Git-svn operation philosophy?

How does gitsvn operate?

I have access to an svn repository at work but I’m going to start to work with a distributed team and I’d like to start to fire up git use on this project (as a pilot).

  • SVN Commit specific files
  • “spawn ENOENT” error while connecting to svn from javascript
  • git-svn hangs on clone
  • Eclipse: Show Annotation from Previous Revision
  • Should .git folders be stored in my SVN repo?
  • TortoiseProc launch failed Error:The requested operation requires elevation
  • Is there an easy way to push git changes to a Subversion repository with more than one address?
  • Does SVN have an equivalent to git's commit (without the push)?
  • 2 Solutions collect form web for “Git-svn operation philosophy?”

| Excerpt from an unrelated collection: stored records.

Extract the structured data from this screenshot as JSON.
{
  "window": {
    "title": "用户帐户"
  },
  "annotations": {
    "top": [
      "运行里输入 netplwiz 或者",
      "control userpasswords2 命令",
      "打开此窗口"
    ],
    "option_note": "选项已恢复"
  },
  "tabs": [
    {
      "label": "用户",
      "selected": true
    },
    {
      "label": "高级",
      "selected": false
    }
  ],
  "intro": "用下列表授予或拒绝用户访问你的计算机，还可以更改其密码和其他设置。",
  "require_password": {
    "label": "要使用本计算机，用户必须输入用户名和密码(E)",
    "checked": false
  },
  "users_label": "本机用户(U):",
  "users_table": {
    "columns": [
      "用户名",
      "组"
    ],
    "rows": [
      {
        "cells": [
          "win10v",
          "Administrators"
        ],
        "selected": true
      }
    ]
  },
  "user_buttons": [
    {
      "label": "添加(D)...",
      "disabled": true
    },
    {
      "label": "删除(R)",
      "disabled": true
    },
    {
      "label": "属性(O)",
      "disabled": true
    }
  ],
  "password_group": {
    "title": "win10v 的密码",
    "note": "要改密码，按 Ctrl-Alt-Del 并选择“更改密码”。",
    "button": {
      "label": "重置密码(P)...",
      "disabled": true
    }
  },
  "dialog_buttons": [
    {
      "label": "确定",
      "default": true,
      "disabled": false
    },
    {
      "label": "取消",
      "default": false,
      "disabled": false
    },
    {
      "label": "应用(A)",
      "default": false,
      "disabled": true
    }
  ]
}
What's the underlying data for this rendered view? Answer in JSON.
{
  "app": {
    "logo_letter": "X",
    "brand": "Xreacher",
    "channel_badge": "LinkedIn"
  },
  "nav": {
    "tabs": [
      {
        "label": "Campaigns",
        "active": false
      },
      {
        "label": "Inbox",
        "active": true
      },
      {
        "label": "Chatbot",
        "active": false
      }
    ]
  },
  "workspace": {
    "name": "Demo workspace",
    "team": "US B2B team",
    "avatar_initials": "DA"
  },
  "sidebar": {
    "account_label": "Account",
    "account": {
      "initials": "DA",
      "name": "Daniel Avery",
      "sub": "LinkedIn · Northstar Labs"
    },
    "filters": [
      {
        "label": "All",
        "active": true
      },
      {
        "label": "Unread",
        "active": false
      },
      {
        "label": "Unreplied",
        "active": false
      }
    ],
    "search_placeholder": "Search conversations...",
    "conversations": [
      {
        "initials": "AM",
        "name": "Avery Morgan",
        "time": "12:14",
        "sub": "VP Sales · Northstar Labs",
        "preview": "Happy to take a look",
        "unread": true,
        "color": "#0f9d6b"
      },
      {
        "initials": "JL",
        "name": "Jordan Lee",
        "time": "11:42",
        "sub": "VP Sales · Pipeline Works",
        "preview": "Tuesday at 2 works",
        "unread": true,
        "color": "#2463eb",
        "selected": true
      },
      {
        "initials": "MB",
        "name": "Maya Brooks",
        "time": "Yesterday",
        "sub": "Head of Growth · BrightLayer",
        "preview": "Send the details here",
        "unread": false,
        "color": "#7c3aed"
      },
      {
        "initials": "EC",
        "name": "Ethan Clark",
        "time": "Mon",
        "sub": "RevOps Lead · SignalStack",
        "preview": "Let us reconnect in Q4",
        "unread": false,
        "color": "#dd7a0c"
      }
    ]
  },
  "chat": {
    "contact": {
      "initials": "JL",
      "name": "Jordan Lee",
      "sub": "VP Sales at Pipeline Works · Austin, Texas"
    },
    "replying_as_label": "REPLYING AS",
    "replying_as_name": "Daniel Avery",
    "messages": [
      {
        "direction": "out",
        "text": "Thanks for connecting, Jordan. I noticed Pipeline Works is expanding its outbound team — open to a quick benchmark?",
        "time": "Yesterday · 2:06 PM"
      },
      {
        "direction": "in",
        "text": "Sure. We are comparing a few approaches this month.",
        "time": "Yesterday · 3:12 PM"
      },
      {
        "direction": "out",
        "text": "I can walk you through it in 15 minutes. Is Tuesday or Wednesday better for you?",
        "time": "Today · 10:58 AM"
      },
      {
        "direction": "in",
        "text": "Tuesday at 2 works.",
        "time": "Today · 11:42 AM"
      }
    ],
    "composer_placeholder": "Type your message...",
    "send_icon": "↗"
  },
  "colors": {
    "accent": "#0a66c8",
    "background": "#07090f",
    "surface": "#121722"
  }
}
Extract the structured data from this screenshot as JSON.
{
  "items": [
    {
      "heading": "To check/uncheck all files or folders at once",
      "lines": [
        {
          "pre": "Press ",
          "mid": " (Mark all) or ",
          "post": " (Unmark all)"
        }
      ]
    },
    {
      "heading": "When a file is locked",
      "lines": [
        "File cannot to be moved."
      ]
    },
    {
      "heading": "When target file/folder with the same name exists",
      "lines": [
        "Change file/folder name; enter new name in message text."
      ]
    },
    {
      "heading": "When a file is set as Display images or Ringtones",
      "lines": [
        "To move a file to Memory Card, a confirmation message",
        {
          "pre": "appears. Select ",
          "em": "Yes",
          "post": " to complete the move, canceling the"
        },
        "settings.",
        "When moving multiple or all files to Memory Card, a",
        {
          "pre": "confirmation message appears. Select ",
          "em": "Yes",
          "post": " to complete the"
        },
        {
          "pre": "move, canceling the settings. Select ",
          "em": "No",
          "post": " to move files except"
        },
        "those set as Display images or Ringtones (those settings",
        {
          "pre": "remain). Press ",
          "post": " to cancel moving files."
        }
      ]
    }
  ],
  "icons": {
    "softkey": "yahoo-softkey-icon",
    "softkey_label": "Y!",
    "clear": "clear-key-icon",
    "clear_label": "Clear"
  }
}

    Because svn doesn’t support the same range and style of branching/merging as git does, you will be limited as to how much of that you can do with the upstream repository. Locally however, it is just a normal git repository, so you can branch and merge and cherry-pick and rebase and everything else your heart desires.

    The differences to worry about are interacting with upstream: rather than git pull as you would normally use to update the changes, you’ll use git svn rebase, and git will try to replay your local commits onto the remote HEAD, stopping along the way and letting you know about the conflicts you need to resolve, if any (rather than merging them, as is normal with pure git repositories). When you commit, you’ll use git svn dcommit, which makes your local commits into a linear history and applies them to the upstream HEAD in svn.

    To add to Matt Enright’s answer, consider also svn2git (and the reverse script
    git2svn), in order to get a more git-like repository structure.
    (i.e. try to not have the branches as directory, like they are in SVN)

    Git Baby is a git and github fan, let's start git clone.